Ohio Democratic Party Chairman Chris Redfern blasted the Democratic Congressional Campaign Committee for refusing to help fund the party’s efforts to fight the state’s new Congressional map.
“I’m deeply disappointed by the response from the Democratic Congressional Campaign Committee,” Redfern told Roll Call. “Knowing that we had a chance to limit our losses as a Congressional delegation and actually, we were in one of those rare situations, where we could have dictated our future from a map-drawing standpoint.”
Earlier this year, Ohio Republicans drew an aggressive new map intended to give the GOP a 12-to-4 advantage in the delegation next Congress. There are 13 Republican and five Democratic Members under the current map.

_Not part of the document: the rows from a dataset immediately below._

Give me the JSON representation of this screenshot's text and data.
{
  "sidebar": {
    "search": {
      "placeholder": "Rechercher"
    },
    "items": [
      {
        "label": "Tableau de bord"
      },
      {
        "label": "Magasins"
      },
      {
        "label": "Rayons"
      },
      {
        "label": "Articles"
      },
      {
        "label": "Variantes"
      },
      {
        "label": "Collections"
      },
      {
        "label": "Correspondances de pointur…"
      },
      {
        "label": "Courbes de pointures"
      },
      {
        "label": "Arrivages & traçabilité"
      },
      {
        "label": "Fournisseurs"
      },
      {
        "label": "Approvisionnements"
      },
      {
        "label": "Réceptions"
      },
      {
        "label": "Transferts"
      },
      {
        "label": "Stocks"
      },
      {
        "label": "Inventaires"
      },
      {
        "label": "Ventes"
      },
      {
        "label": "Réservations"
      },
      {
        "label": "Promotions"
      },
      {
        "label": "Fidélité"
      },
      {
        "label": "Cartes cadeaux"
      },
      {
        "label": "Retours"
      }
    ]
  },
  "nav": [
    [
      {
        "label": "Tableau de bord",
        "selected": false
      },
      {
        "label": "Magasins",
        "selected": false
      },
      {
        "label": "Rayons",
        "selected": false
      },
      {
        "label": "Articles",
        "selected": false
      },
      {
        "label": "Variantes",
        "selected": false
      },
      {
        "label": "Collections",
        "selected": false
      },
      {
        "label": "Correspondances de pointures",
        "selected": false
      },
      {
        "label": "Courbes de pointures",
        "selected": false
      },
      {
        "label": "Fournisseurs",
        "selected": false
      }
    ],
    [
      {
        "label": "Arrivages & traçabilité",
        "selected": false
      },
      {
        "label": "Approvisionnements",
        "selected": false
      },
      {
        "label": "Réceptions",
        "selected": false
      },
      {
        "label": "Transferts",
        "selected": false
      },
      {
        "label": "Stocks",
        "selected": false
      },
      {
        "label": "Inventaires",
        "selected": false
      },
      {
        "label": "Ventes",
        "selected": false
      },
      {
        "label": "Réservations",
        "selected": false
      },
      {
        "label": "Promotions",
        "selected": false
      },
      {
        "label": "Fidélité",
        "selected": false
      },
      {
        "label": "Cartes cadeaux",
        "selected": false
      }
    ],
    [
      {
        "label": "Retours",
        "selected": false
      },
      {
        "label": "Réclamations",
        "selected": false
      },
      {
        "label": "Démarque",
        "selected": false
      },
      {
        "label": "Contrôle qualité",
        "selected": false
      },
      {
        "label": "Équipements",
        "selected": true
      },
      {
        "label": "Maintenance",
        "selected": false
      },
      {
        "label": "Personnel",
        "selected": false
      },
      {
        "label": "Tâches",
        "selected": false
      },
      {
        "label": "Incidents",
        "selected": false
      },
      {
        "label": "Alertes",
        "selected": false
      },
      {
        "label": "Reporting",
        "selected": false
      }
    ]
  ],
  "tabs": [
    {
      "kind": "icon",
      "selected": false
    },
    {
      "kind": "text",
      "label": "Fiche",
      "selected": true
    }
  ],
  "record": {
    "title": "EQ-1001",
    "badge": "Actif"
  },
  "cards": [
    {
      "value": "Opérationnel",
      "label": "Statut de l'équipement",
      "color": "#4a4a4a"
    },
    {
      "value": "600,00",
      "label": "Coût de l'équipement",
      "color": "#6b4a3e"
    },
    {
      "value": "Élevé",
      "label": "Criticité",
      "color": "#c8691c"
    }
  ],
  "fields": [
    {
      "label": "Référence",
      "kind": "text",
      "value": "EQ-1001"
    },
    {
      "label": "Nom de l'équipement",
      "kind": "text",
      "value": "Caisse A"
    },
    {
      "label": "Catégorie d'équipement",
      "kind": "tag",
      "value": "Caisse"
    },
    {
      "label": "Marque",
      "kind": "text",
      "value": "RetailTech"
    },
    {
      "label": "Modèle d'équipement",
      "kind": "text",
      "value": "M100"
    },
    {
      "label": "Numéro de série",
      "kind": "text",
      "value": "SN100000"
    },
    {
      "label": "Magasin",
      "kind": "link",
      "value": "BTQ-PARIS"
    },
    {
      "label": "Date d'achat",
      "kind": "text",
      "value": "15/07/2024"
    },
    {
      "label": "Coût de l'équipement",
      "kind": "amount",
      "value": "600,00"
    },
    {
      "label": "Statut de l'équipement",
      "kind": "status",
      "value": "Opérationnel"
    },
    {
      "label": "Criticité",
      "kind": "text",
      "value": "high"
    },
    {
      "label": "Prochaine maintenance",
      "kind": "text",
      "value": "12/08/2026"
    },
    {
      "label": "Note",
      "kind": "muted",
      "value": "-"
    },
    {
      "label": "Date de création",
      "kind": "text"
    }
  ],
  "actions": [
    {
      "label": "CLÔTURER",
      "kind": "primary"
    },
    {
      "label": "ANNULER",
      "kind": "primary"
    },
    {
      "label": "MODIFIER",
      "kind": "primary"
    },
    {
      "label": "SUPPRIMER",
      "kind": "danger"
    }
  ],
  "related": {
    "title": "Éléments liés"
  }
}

Ohio Democrats attempted to collect the requisite 231,000 valid signatures to put the map up for a vote on the 2012 ballot. They hoped to repeat their recent success repealing a collective bargaining law via a similar ballot referendum last November — or at least come close enough to force the GOP’s hand to draw a new, more competitive map.
But Democrats fell short of their signature goal and threw in the towel last week. On Wednesday night, Democratic legislators caved to vote for a slightly revised version of the Congressional map.
“It was obvious, given our profound partnership with our friends in Washington, we would have been able to stop implementation of one of the worst gerrymandered maps that had been produced,” Redfern said. “But we lost that opportunity.”
Redfern said he asked for funds from the national party’s multimillion-dollar redistricting trust, but the DCCC declined.
“The DCCC is working in partnership with allies in Ohio and across the country on redistricting,” DCCC spokeswoman Jennifer Crider said. “We are aggressively working to protect every Democratic seat possible and increase our opportunities where we can.”
But Redfern argued Ohio Democrats deserved their financial help. First off, he said the party proved they could successfully repeal a law with a ballot referendum just a few weeks earlier. Redfern added that the number of Democratic pickup opportunities lost under the new map was too great for national Democrats to forfeit.
“I respect the fact that the DCCC can’t fund every effort,” Redfern said. “But we’re not talking about one seat, we’re talking about three or four or five or six Congressional seats. Just do the math.”
Redfern, a former state Representative, has served as head of the Ohio Democrats since late 2005.
Rep. Elijah Cummings, D-Md., right, hugs Harold Schaitberger, General President of the International Association of Fire Fighters, after the Congressman spoke at the IAFF's Legislative Conference General Session at the Hyatt Regency on Capitol Hill, March 9, 2015. The day featured addresses by members of Congress and Vice President Joe Biden.